◆ GIVEN INFORMATION:
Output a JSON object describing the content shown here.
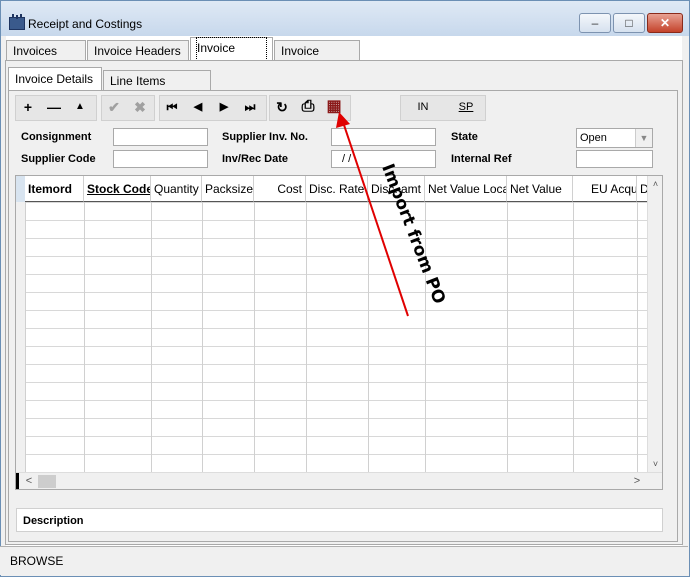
{
  "window": {
    "title": "Receipt and Costings",
    "min_glyph": "–",
    "max_glyph": "□",
    "close_glyph": "✕"
  },
  "main_tabs": [
    {
      "label": "Invoices List"
    },
    {
      "label": "Invoice Headers"
    },
    {
      "label": "Invoice Lines"
    },
    {
      "label": "Invoice Costs"
    }
  ],
  "sub_tabs": [
    {
      "label": "Invoice Details"
    },
    {
      "label": "Line Items Details"
    }
  ],
  "toolbar": {
    "add": "+",
    "remove": "—",
    "up": "▲",
    "ok": "✔",
    "cancel": "✖",
    "first": "⏮",
    "prev": "◀",
    "next": "▶",
    "last": "⏭",
    "refresh": "↻",
    "print": "⎙",
    "import": "▦",
    "in_label": "IN",
    "sp_label": "SP"
  },
  "form": {
    "consignment_label": "Consignment",
    "supplier_code_label": "Supplier Code",
    "supplier_inv_label": "Supplier Inv. No.",
    "inv_rec_date_label": "Inv/Rec Date",
    "inv_rec_date_value": "/  /",
    "state_label": "State",
    "state_value": "Open",
    "internal_ref_label": "Internal Ref"
  },
  "grid": {
    "columns": [
      "Itemord",
      "Stock Code",
      "Quantity",
      "Packsize",
      "Cost",
      "Disc. Rate",
      "Disc. amt",
      "Net Value Loca",
      "Net Value",
      "EU Acqui.",
      "D"
    ]
  },
  "description_label": "Description",
  "status": "BROWSE",
  "annotation": "Import from PO",
  "colors": {
    "arrow": "#e00000"
  }
}
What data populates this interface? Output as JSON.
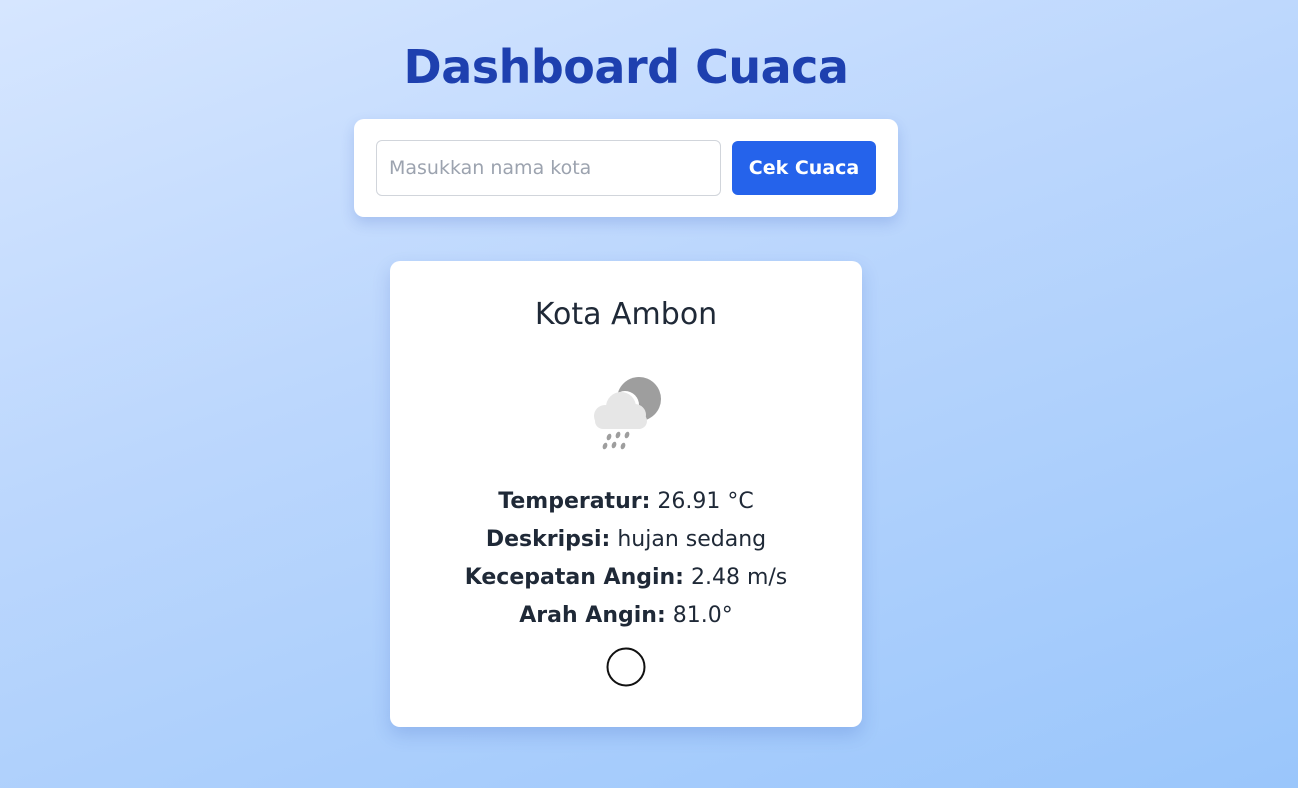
{
  "header": {
    "title": "Dashboard Cuaca"
  },
  "search": {
    "placeholder": "Masukkan nama kota",
    "value": "",
    "button_label": "Cek Cuaca"
  },
  "weather": {
    "city": "Kota Ambon",
    "icon": "rain-cloud-moon-icon",
    "rows": [
      {
        "label": "Temperatur:",
        "value": "26.91 °C"
      },
      {
        "label": "Deskripsi:",
        "value": "hujan sedang"
      },
      {
        "label": "Kecepatan Angin:",
        "value": "2.48 m/s"
      },
      {
        "label": "Arah Angin:",
        "value": "81.0°"
      }
    ],
    "wind_direction_deg": 81.0
  },
  "colors": {
    "title": "#1e40af",
    "button": "#2563eb",
    "text": "#1f2937"
  }
}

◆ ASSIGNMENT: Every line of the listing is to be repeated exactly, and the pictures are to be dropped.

◆ THE ANSWER:
Output a JSON object describing the content shown here.
{
  "window": {
    "title": "Receipt and Costings",
    "min_glyph": "–",
    "max_glyph": "□",
    "close_glyph": "✕"
  },
  "main_tabs": [
    {
      "label": "Invoices List"
    },
    {
      "label": "Invoice Headers"
    },
    {
      "label": "Invoice Lines"
    },
    {
      "label": "Invoice Costs"
    }
  ],
  "sub_tabs": [
    {
      "label": "Invoice Details"
    },
    {
      "label": "Line Items Details"
    }
  ],
  "toolbar": {
    "add": "+",
    "remove": "—",
    "up": "▲",
    "ok": "✔",
    "cancel": "✖",
    "first": "⏮",
    "prev": "◀",
    "next": "▶",
    "last": "⏭",
    "refresh": "↻",
    "print": "⎙",
    "import": "▦",
    "in_label": "IN",
    "sp_label": "SP"
  },
  "form": {
    "consignment_label": "Consignment",
    "supplier_code_label": "Supplier Code",
    "supplier_inv_label": "Supplier Inv. No.",
    "inv_rec_date_label": "Inv/Rec Date",
    "inv_rec_date_value": "/  /",
    "state_label": "State",
    "state_value": "Open",
    "internal_ref_label": "Internal Ref"
  },
  "grid": {
    "columns": [
      "Itemord",
      "Stock Code",
      "Quantity",
      "Packsize",
      "Cost",
      "Disc. Rate",
      "Disc. amt",
      "Net Value Loca",
      "Net Value",
      "EU Acqui.",
      "D"
    ]
  },
  "description_label": "Description",
  "status": "BROWSE",
  "annotation": "Import from PO",
  "colors": {
    "arrow": "#e00000"
  }
}
What data populates this interface? Output as JSON.
{
  "header": {
    "title": "Dashboard Cuaca"
  },
  "search": {
    "placeholder": "Masukkan nama kota",
    "value": "",
    "button_label": "Cek Cuaca"
  },
  "weather": {
    "city": "Kota Ambon",
    "icon": "rain-cloud-moon-icon",
    "rows": [
      {
        "label": "Temperatur:",
        "value": "26.91 °C"
      },
      {
        "label": "Deskripsi:",
        "value": "hujan sedang"
      },
      {
        "label": "Kecepatan Angin:",
        "value": "2.48 m/s"
      },
      {
        "label": "Arah Angin:",
        "value": "81.0°"
      }
    ],
    "wind_direction_deg": 81.0
  },
  "colors": {
    "title": "#1e40af",
    "button": "#2563eb",
    "text": "#1f2937"
  }
}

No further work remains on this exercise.